WORK REQUEST
Find the lines below that contain the string "mediated", count them, and give only the number.

___ INFORMATION GIVEN ___

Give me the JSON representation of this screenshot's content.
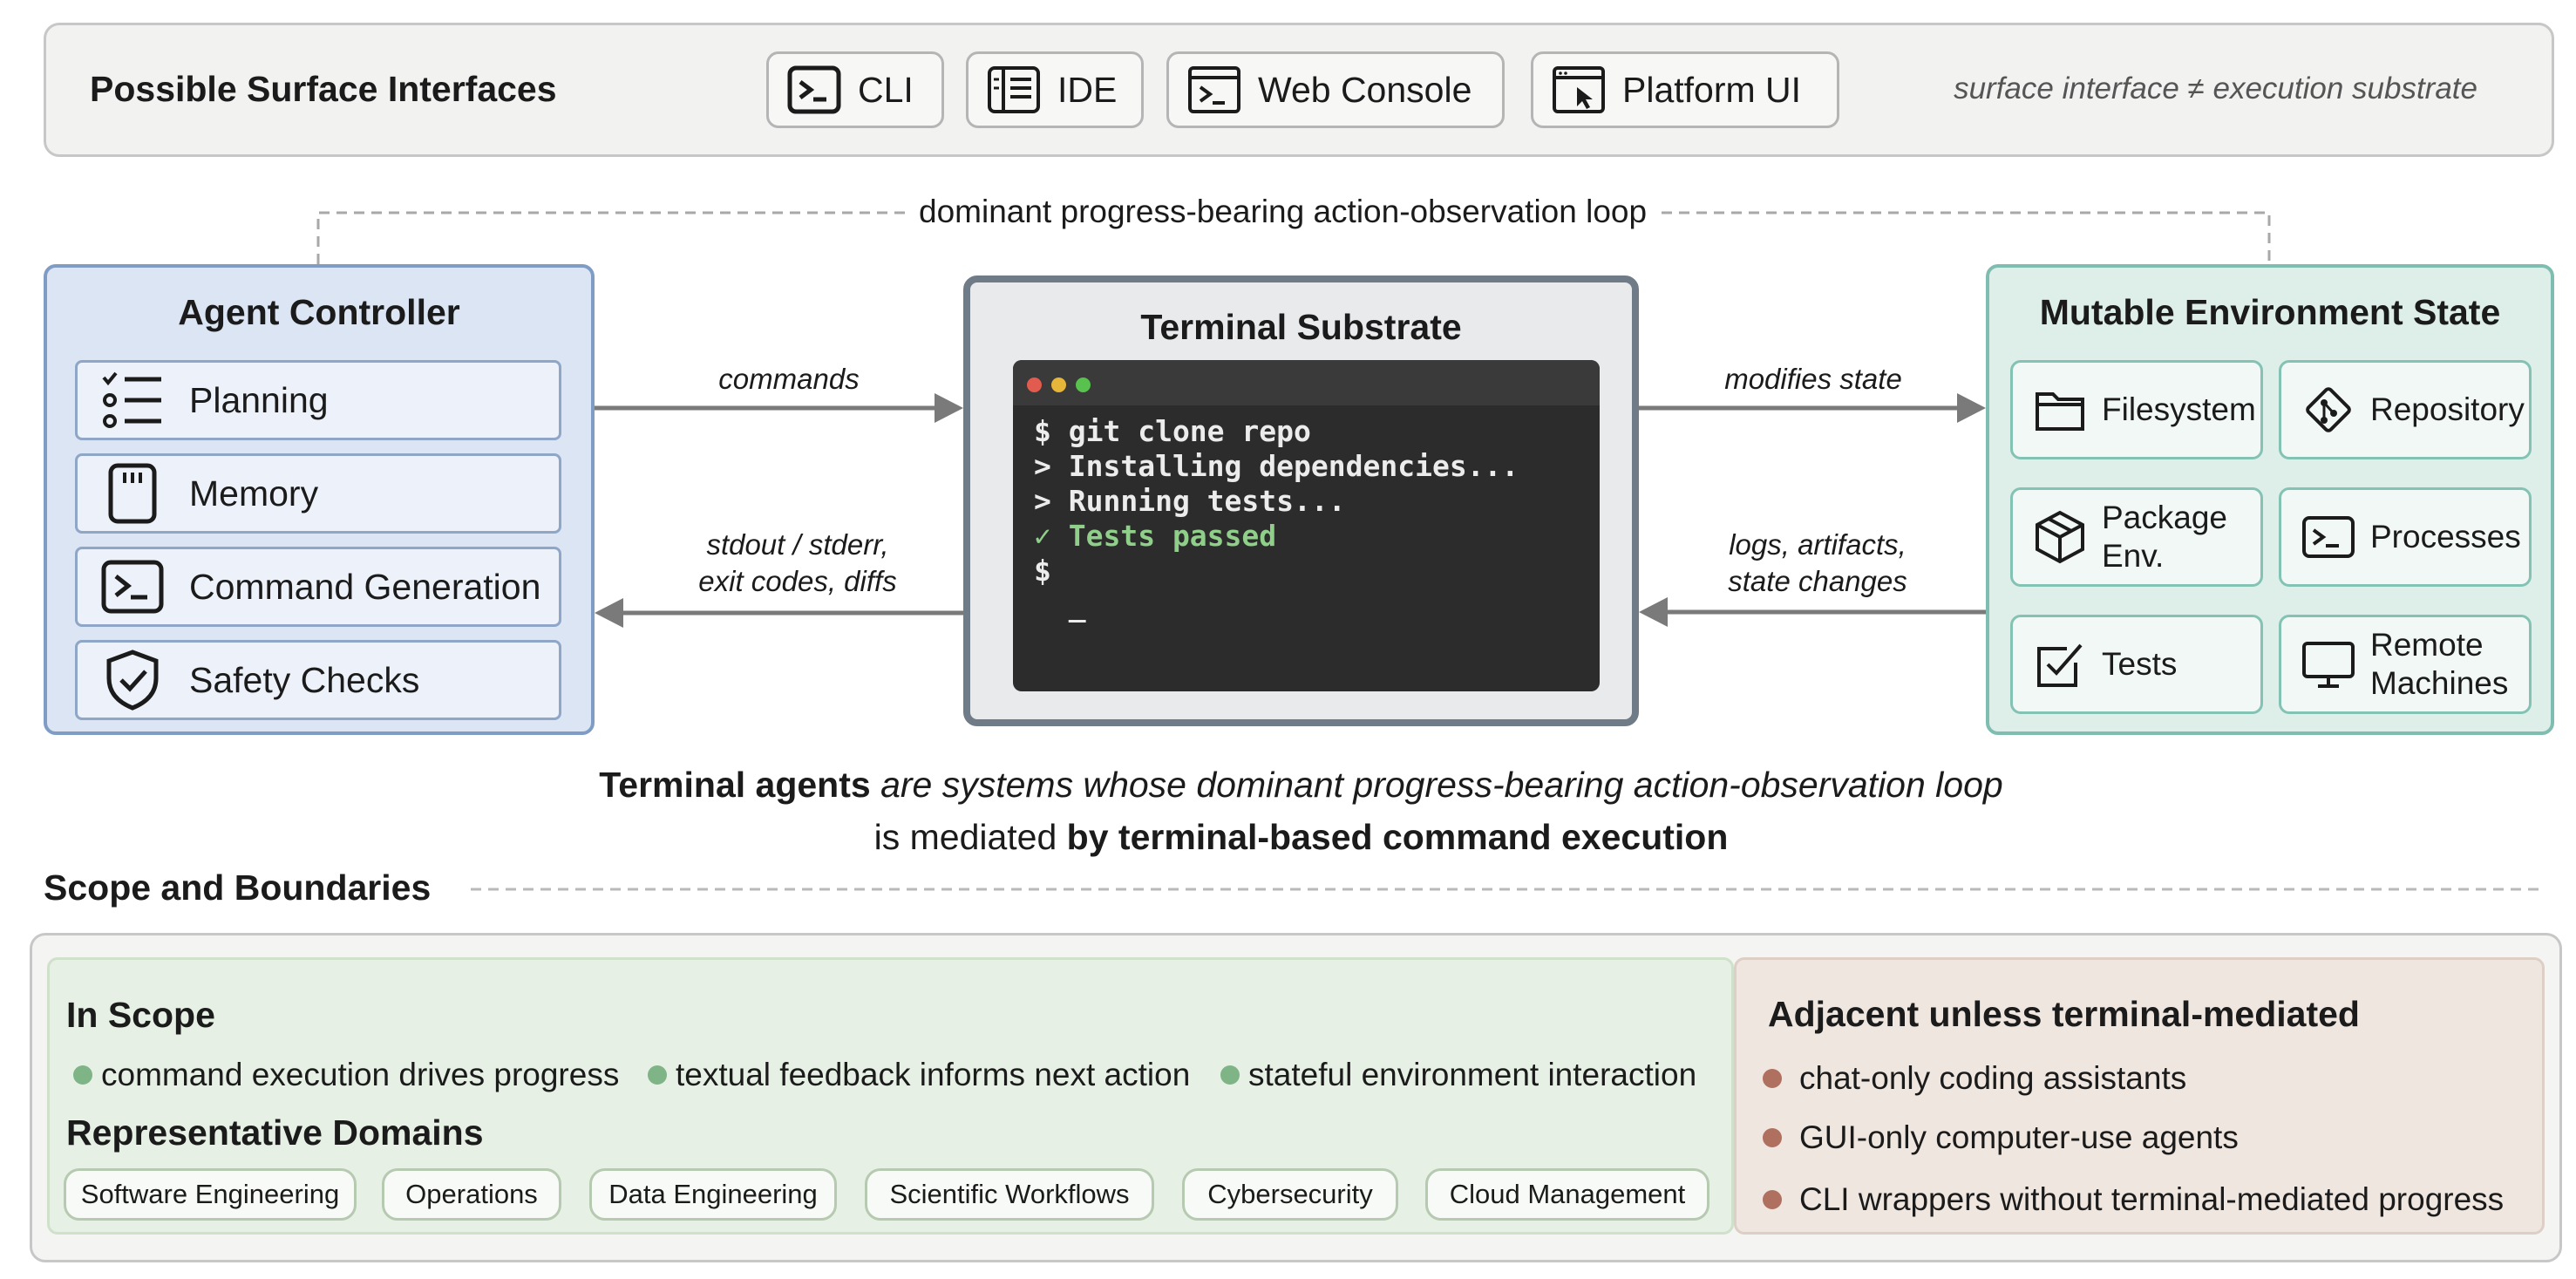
{
  "surface": {
    "title": "Possible Surface Interfaces",
    "interfaces": [
      {
        "label": "CLI",
        "icon": "terminal-prompt-icon"
      },
      {
        "label": "IDE",
        "icon": "code-editor-icon"
      },
      {
        "label": "Web Console",
        "icon": "browser-terminal-icon"
      },
      {
        "label": "Platform UI",
        "icon": "window-cursor-icon"
      }
    ],
    "note": "surface interface ≠ execution substrate"
  },
  "loop_label": "dominant progress-bearing action-observation loop",
  "agent": {
    "title": "Agent Controller",
    "items": [
      {
        "label": "Planning",
        "icon": "checklist-icon"
      },
      {
        "label": "Memory",
        "icon": "memory-card-icon"
      },
      {
        "label": "Command Generation",
        "icon": "terminal-prompt-icon"
      },
      {
        "label": "Safety Checks",
        "icon": "shield-check-icon"
      }
    ],
    "color": "#dbe5f4"
  },
  "terminal": {
    "title": "Terminal Substrate",
    "lines": [
      {
        "text": "$ git clone repo",
        "ok": false
      },
      {
        "text": "> Installing dependencies...",
        "ok": false
      },
      {
        "text": "> Running tests...",
        "ok": false
      },
      {
        "text": "✓ Tests passed",
        "ok": true
      },
      {
        "text": "$",
        "ok": false
      },
      {
        "text": "  _",
        "ok": false
      }
    ]
  },
  "environment": {
    "title": "Mutable Environment State",
    "items": [
      {
        "label": "Filesystem",
        "icon": "folder-icon"
      },
      {
        "label": "Repository",
        "icon": "git-icon"
      },
      {
        "label": "Package\nEnv.",
        "icon": "package-icon"
      },
      {
        "label": "Processes",
        "icon": "terminal-prompt-icon"
      },
      {
        "label": "Tests",
        "icon": "checkbox-icon"
      },
      {
        "label": "Remote\nMachines",
        "icon": "monitor-icon"
      }
    ],
    "color": "#deefea"
  },
  "edges": {
    "commands": "commands",
    "feedback_line1": "stdout / stderr,",
    "feedback_line2": "exit codes, diffs",
    "modifies": "modifies state",
    "env_feedback_line1": "logs, artifacts,",
    "env_feedback_line2": "state changes"
  },
  "definition": {
    "bold1": "Terminal agents",
    "italic": " are systems whose dominant progress-bearing action-observation loop",
    "plain": "is mediated ",
    "bold2": "by terminal-based command execution"
  },
  "scope": {
    "title": "Scope and Boundaries",
    "in_scope_title": "In Scope",
    "in_scope_items": [
      "command execution drives progress",
      "textual feedback informs next action",
      "stateful environment interaction"
    ],
    "domains_title": "Representative Domains",
    "domains": [
      "Software Engineering",
      "Operations",
      "Data Engineering",
      "Scientific Workflows",
      "Cybersecurity",
      "Cloud Management"
    ],
    "adjacent_title": "Adjacent unless terminal-mediated",
    "adjacent_items": [
      "chat-only coding assistants",
      "GUI-only computer-use agents",
      "CLI wrappers without terminal-mediated progress"
    ],
    "in_scope_bullet_color": "#7fb487",
    "adjacent_bullet_color": "#b07060"
  }
}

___

SOLUTION TO THIS EXERCISE
3